It's remarkable how quickly we forget that Congress has been involved in some big things in recent years. Erasing the federal deficit. Overhauling the welfare and public housing systems. Rewriting telecommunications laws. Increasing the minimum wage. Liberalizing trade laws. Approving billions to improve roads and bridges. You may not like what Congress did on all of these issues, but after debating policy options and gauging public sentiment, it acted. 

If the current Congress passes few landmark bills, is it fair to say that Members have failed to earn their pay? No. Some of their work involves laying the groundwork for future action on very complex matters that may take more than one Congress to resolve. The Clean Air Act and Immigration Reform Act, for instance, took multiple Congresses to complete due to their inherent complexity. 

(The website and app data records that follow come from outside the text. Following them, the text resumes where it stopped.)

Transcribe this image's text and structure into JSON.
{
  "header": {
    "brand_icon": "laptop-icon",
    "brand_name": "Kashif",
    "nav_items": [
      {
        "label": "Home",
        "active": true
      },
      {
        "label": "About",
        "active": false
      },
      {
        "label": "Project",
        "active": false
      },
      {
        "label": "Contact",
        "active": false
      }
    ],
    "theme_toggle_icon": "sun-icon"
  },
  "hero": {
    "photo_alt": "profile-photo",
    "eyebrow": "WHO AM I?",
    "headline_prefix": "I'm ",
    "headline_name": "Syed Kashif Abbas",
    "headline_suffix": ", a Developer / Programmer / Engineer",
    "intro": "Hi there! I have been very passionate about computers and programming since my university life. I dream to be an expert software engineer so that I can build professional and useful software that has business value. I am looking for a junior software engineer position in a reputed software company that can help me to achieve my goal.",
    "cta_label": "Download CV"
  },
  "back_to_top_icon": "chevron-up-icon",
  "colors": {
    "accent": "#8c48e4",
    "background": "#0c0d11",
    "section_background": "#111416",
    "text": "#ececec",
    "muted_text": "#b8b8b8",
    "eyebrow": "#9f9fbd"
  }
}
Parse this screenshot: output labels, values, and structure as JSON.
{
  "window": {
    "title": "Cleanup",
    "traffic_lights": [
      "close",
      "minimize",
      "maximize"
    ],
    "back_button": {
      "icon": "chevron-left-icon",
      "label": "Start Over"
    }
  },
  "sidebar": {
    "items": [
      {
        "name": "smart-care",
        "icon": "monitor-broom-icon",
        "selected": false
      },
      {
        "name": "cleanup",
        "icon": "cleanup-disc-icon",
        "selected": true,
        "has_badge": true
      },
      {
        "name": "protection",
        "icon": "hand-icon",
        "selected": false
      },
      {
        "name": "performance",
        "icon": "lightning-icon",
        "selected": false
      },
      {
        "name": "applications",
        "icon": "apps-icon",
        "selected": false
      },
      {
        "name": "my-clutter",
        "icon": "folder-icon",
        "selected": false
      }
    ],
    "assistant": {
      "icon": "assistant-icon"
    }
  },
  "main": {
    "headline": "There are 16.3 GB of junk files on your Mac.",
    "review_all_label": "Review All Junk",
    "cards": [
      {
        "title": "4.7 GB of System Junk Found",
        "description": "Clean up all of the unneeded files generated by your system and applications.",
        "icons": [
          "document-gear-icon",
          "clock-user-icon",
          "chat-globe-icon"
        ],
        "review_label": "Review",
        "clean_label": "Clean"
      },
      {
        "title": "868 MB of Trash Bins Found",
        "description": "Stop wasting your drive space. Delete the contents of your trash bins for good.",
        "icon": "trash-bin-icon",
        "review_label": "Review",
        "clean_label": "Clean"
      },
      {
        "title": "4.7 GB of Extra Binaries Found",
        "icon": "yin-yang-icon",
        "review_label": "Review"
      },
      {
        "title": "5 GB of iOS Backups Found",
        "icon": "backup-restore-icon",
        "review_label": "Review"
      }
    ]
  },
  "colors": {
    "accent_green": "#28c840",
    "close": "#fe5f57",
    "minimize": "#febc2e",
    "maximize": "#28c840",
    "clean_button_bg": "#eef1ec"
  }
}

Other times Congress is grappling with issues on which the parties strongly disagree, and achieving compromise is very difficult. Voters in recent years have stacked the deck against decisive legislative action by choosing a Congress led by one party and a White House occupied by the other. Congress' critics say "politics" is to blame for the deadlock, but look at it another way: Parties in a divided government are laying out their arguments on issues to voters, asking them to deliver a verdict at the polls in November that will help resolve the impasse. That's democracy in action. This process may be slow and frustrating, but democracy is like that sometimes - actually, much of the time. It's a tough job trying to make public policy for our diverse nation, especially in the absence of clear and decisive signals from the voters. 

Reporters tend to make premature judgements midstream and they cover the high-profile issues that provoke conflict in Congress. Less attention is given to the vital work that Congress does in other matters, most notably the annual appropriations process, which funds the wide range of federal functions that touch the lives of every American. This task is not glamorous, and sometimes it takes the pressure of an end-of-session deadline to spur compromise. But ultimately, compromise comes. Most Members, after all, recognize they are legislators and their responsibility is to produce. Even when a Congress doesn't earn a big place in the history books, more is going on in the Congress than is often recognized. 

(Lee Hamilton is Director of the Center on Congress at Indiana University. He was a member of the U.S. House of Representatives for 34 years.)